**Exercise brief:**
Please repeat exactly the lines from the one containing "Parse this screenshot: output" to the end of the entries below, both included, and omit all pictures.

________

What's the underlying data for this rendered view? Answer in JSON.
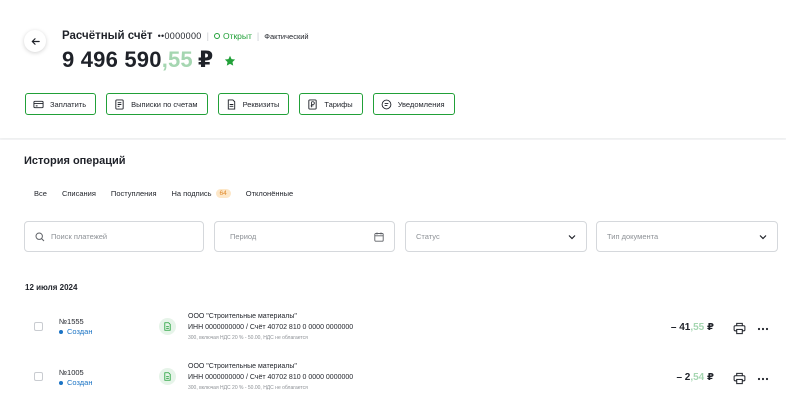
{
  "account": {
    "title": "Расчётный счёт",
    "mask": "••0000000",
    "status": "Открыт",
    "kind": "Фактический",
    "balance_int": "9 496 590",
    "balance_frac": ",55",
    "currency": "₽"
  },
  "actions": [
    {
      "label": "Заплатить",
      "icon": "card-icon"
    },
    {
      "label": "Выписки по счетам",
      "icon": "statement-icon"
    },
    {
      "label": "Реквизиты",
      "icon": "document-icon"
    },
    {
      "label": "Тарифы",
      "icon": "tariff-icon"
    },
    {
      "label": "Уведомления",
      "icon": "chat-icon"
    }
  ],
  "history": {
    "title": "История операций",
    "tabs": [
      "Все",
      "Списания",
      "Поступления",
      "На подпись",
      "Отклонённые"
    ],
    "pending_count": "64"
  },
  "filters": {
    "search_placeholder": "Поиск платежей",
    "period": "Период",
    "status": "Статус",
    "doc_type": "Тип документа"
  },
  "date_group": "12 июля 2024",
  "colors": {
    "accent": "#21a038",
    "link": "#1a73c4",
    "badge": "#fde7c8"
  },
  "operations": [
    {
      "number": "№1555",
      "status": "Создан",
      "payee": "ООО \"Строительные материалы\"",
      "details": "ИНН 0000000000 / Счёт 40702 810 0 0000 0000000",
      "note": "300, включая НДС 20 % - 50.00, НДС не облагается",
      "amount_int": "– 41",
      "amount_frac": ",55",
      "currency": "₽"
    },
    {
      "number": "№1005",
      "status": "Создан",
      "payee": "ООО \"Строительные материалы\"",
      "details": "ИНН 0000000000 / Счёт 40702 810 0 0000 0000000",
      "note": "300, включая НДС 20 % - 50.00, НДС не облагается",
      "amount_int": "– 2",
      "amount_frac": ",54",
      "currency": "₽"
    }
  ]
}
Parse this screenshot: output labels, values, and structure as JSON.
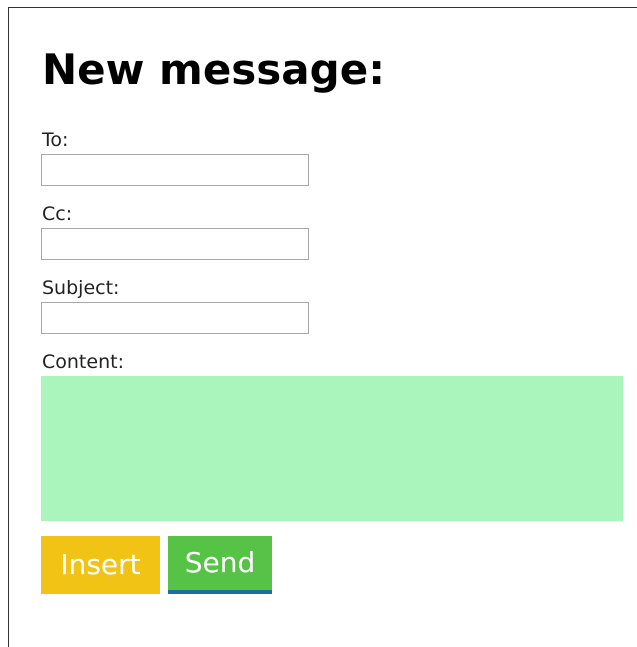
{
  "form": {
    "title": "New message:",
    "to_label": "To:",
    "to_value": "",
    "cc_label": "Cc:",
    "cc_value": "",
    "subject_label": "Subject:",
    "subject_value": "",
    "content_label": "Content:",
    "content_value": "",
    "insert_label": "Insert",
    "send_label": "Send"
  },
  "colors": {
    "content_background": "#a9f5bc",
    "insert_button": "#f0c315",
    "send_button": "#56c246",
    "send_button_underline": "#1e6e9e"
  }
}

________

**Answer area:**
Parse this screenshot: output labels, values, and structure as JSON.
{
  "form": {
    "title": "New message:",
    "to_label": "To:",
    "to_value": "",
    "cc_label": "Cc:",
    "cc_value": "",
    "subject_label": "Subject:",
    "subject_value": "",
    "content_label": "Content:",
    "content_value": "",
    "insert_label": "Insert",
    "send_label": "Send"
  },
  "colors": {
    "content_background": "#a9f5bc",
    "insert_button": "#f0c315",
    "send_button": "#56c246",
    "send_button_underline": "#1e6e9e"
  }
}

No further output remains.